As the search for two gunmen continues, the Eiffel Tower has been switched off in tribute to Wednesday's 12 victims. Charlie Hebdo has also announced that a "survivors' edition" of the magazine will be published.
On the evening following Wednesday's gun attack at the satirical magazine Charlie Hebdo, Paris mayor Anne Hidalgo confirmed that the lights of the French capital's Eiffel Tower would be switched off at 8 p.m. local time (1900 GMT), as a vigil got underway at the Place de la Republique on the other side of the capital.
"Our city has been a refuge for writers, philosophers, journalists who were threatened for their ideas," Hidaglo told French paper Liberation. "There is no place in Paris for extremist ideas of any sort."
A mass commemorating the victims of the Paris attack was also held by Pope Francis on Thursday afternoon in Saint Martha's Chapel, opposite St Peter's Basilica in the Vatican.
"Let us pray in this mass, for the victims of this cruelty ... Let us also pray for the perpetrators of these cruel acts, so that the Lord might transform their hearts," he said.
'Stupidity will not win'
The satirical magazine, which was targeted in Wednesday's fatal attack, also announced on Thursday that a "survivors' issue" will be published next Wednesday.
Charlie Hebdo columnist Partrick Pelloux told AFP news agency that the the magazine had decided to continue publishing to show that "stupidity will not win."
Normally just 60,000 copies of the weekly magazine would be printed, only a half of which are usually sold. Following a wave of support to save Charlie Hebdo from bankruptcy, however, 1 million copies will be printed next Wednesday.
Copies of this week's issue have also been appearing on online auction websites with bids of over 70,000 euros ($82,400).
French officers continued on Thursday, however, to hunt down the two missing gunmen in the northeastern region of Picardy. A third suspect in the killing, 18-year-old Mourad Hamyd, turned himself in to police in the town of Charleville-Mezieres on Wednesday evening after learning he had been linked to the attacks.
Cherif Kouachi and his brother Said are thought to have been seen on Thursday morning at a gas station near the small town of Villers-Cotterets - 60 kilometers (38 miles) northeast of Paris.
Amid speculation that the attackers might be heading for Calais, the UK also increased its security at some ports and border entry points on Thursday.

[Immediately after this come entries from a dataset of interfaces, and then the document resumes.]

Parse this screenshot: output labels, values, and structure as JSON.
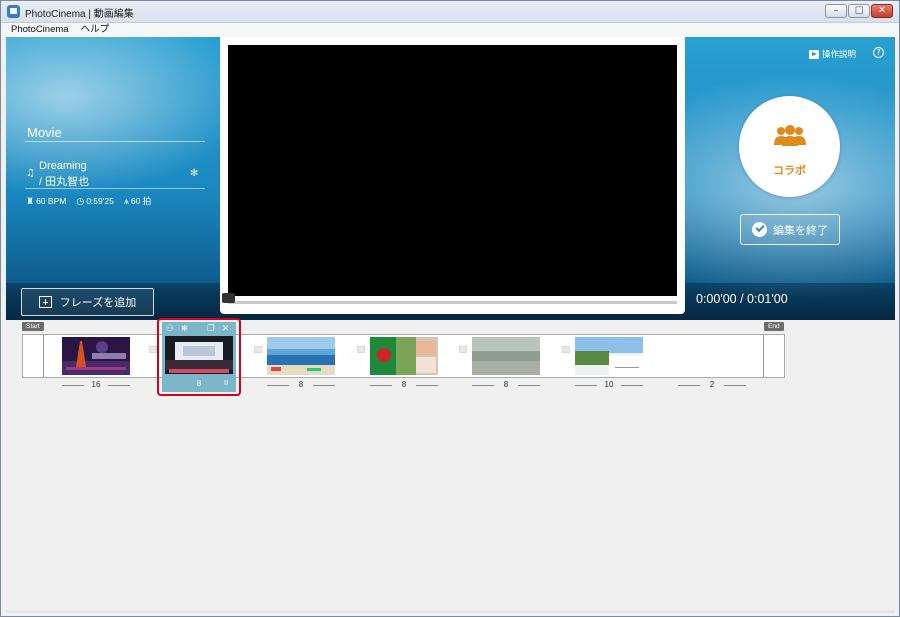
{
  "window": {
    "title": "PhotoCinema | 動画編集",
    "buttons": [
      "minimize",
      "maximize",
      "close"
    ]
  },
  "menu": {
    "items": [
      "PhotoCinema",
      "ヘルプ"
    ]
  },
  "left_panel": {
    "section_title": "Movie",
    "song_title": "Dreaming",
    "song_artist": "/ 田丸智也",
    "bpm": "60 BPM",
    "duration": "0:59'25",
    "beats": "60 拍",
    "add_phrase_label": "フレーズを追加"
  },
  "right_panel": {
    "help_label": "操作説明",
    "help_icon": "?",
    "collab_label": "コラボ",
    "finish_label": "編集を終了",
    "timecode": "0:00'00 / 0:01'00"
  },
  "timeline": {
    "start_tag": "Start",
    "end_tag": "End",
    "clips": [
      {
        "count": "16",
        "thumb": "night-city",
        "selected": false
      },
      {
        "count": "8",
        "thumb": "stage",
        "selected": true
      },
      {
        "count": "8",
        "thumb": "beach",
        "selected": false
      },
      {
        "count": "8",
        "thumb": "flower",
        "selected": false
      },
      {
        "count": "8",
        "thumb": "mist",
        "selected": false
      },
      {
        "count": "10",
        "thumb": "resort",
        "selected": false
      },
      {
        "count": "2",
        "thumb": "empty",
        "selected": false
      }
    ],
    "selected_toolbar_icons": [
      "collab-icon",
      "gear-icon",
      "copy-icon",
      "close-icon"
    ],
    "selected_pause": "II"
  },
  "colors": {
    "hero_top": "#2aa0d2",
    "hero_bottom": "#0b3e60",
    "accent_orange": "#e08a1a",
    "selected_border": "#d4001f",
    "selected_fill": "#7cb7c9"
  }
}
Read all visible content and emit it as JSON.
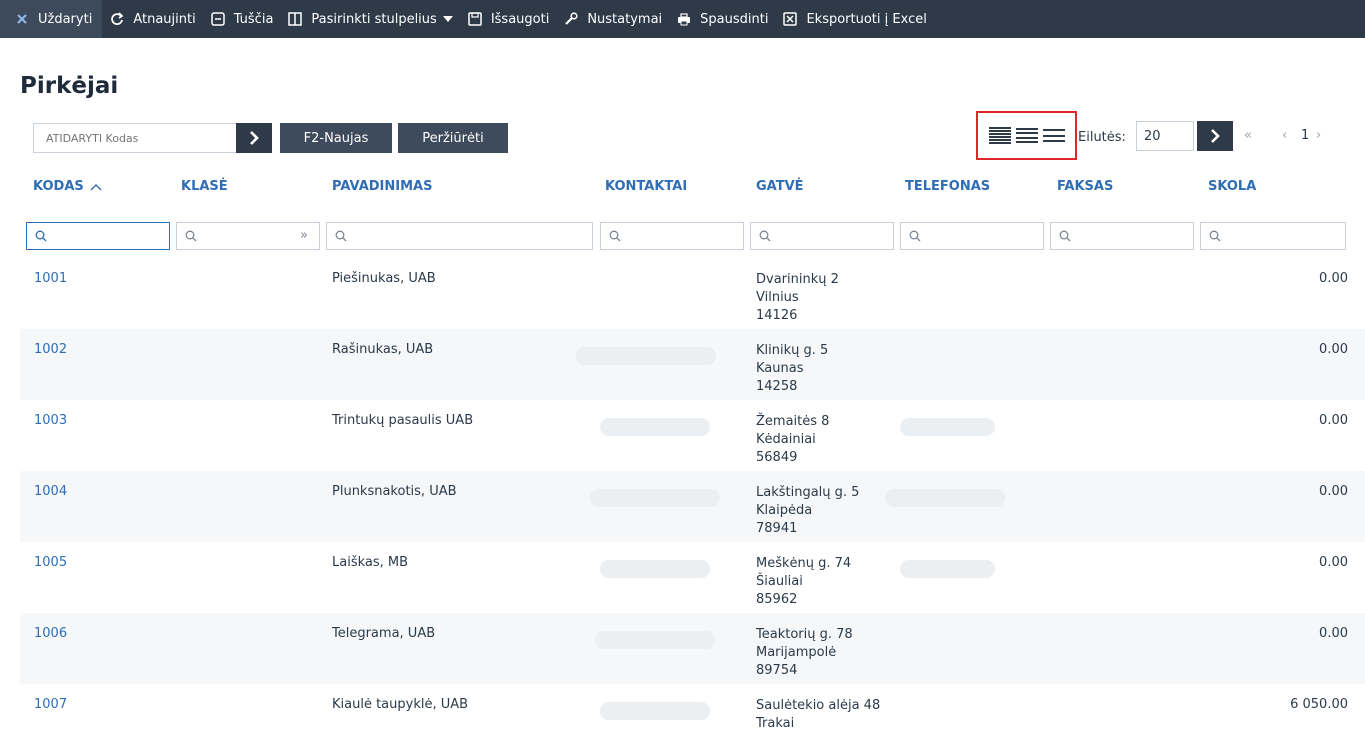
{
  "toolbar": {
    "items": [
      {
        "label": "Uždaryti",
        "icon": "close-icon"
      },
      {
        "label": "Atnaujinti",
        "icon": "refresh-icon"
      },
      {
        "label": "Tuščia",
        "icon": "blank-icon"
      },
      {
        "label": "Pasirinkti stulpelius",
        "icon": "columns-icon"
      },
      {
        "label": "Išsaugoti",
        "icon": "save-icon"
      },
      {
        "label": "Nustatymai",
        "icon": "wrench-icon"
      },
      {
        "label": "Spausdinti",
        "icon": "print-icon"
      },
      {
        "label": "Eksportuoti į Excel",
        "icon": "excel-icon"
      }
    ]
  },
  "page": {
    "title": "Pirkėjai"
  },
  "actions": {
    "open_placeholder": "ATIDARYTI Kodas",
    "new_label": "F2-Naujas",
    "view_label": "Peržiūrėti"
  },
  "pagination": {
    "rows_label": "Eilutės:",
    "rows_value": "20",
    "first": "«",
    "prev": "‹",
    "current": "1",
    "next": "›"
  },
  "table": {
    "columns": [
      {
        "label": "KODAS",
        "sorted": "asc"
      },
      {
        "label": "KLASĖ"
      },
      {
        "label": "PAVADINIMAS"
      },
      {
        "label": "KONTAKTAI"
      },
      {
        "label": "GATVĖ"
      },
      {
        "label": "TELEFONAS"
      },
      {
        "label": "FAKSAS"
      },
      {
        "label": "SKOLA"
      }
    ],
    "filter_more": "»",
    "rows": [
      {
        "code": "1001",
        "name": "Piešinukas, UAB",
        "street": "Dvarininkų 2",
        "city": "Vilnius",
        "zip": "14126",
        "skola": "0.00"
      },
      {
        "code": "1002",
        "name": "Rašinukas, UAB",
        "street": "Klinikų g. 5",
        "city": "Kaunas",
        "zip": "14258",
        "skola": "0.00"
      },
      {
        "code": "1003",
        "name": "Trintukų pasaulis UAB",
        "street": "Žemaitės 8",
        "city": "Kėdainiai",
        "zip": "56849",
        "skola": "0.00"
      },
      {
        "code": "1004",
        "name": "Plunksnakotis, UAB",
        "street": "Lakštingalų g. 5",
        "city": "Klaipėda",
        "zip": "78941",
        "skola": "0.00"
      },
      {
        "code": "1005",
        "name": "Laiškas, MB",
        "street": "Meškėnų g. 74",
        "city": "Šiauliai",
        "zip": "85962",
        "skola": "0.00"
      },
      {
        "code": "1006",
        "name": "Telegrama, UAB",
        "street": "Teaktorių g. 78",
        "city": "Marijampolė",
        "zip": "89754",
        "skola": "0.00"
      },
      {
        "code": "1007",
        "name": "Kiaulė taupyklė, UAB",
        "street": "Saulėtekio alėja 48",
        "city": "Trakai",
        "zip": "",
        "skola": "6 050.00"
      }
    ]
  },
  "colors": {
    "toolbar_bg": "#2f3a49",
    "link_blue": "#2f6db5",
    "highlight_red": "#e0262b"
  }
}
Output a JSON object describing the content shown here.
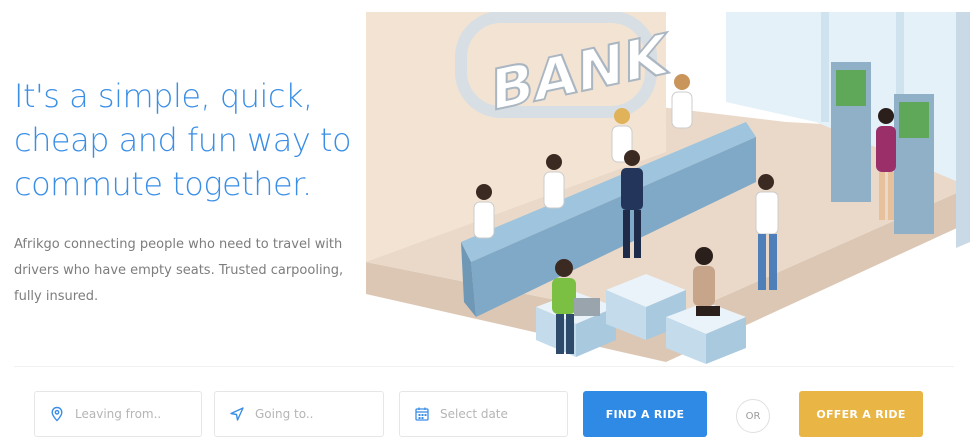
{
  "hero": {
    "headline_lines": [
      "It's a simple, quick,",
      "cheap and fun way to",
      "commute together."
    ],
    "description_lines": [
      "Afrikgo connecting people who need to travel with",
      "drivers who have empty seats. Trusted carpooling,",
      "fully insured."
    ],
    "accent_color": "#3a8ee6"
  },
  "illustration": {
    "sign_text": "BANK"
  },
  "search": {
    "leaving_placeholder": "Leaving from..",
    "going_placeholder": "Going to..",
    "date_placeholder": "Select date",
    "find_label": "FIND A RIDE",
    "or_label": "OR",
    "offer_label": "OFFER A RIDE",
    "find_color": "#2f8ae5",
    "offer_color": "#e9b544",
    "icons": [
      "map-pin-icon",
      "navigation-arrow-icon",
      "calendar-icon"
    ]
  }
}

Earlier on Thursday, a policewoman was shot dead in a separate incident in Paris. It remains unclear whether the shooting was linked to Wednesday's attack. Two men were later taken into custody.
ksb/msh (Reuters, AFP, AP, dpa)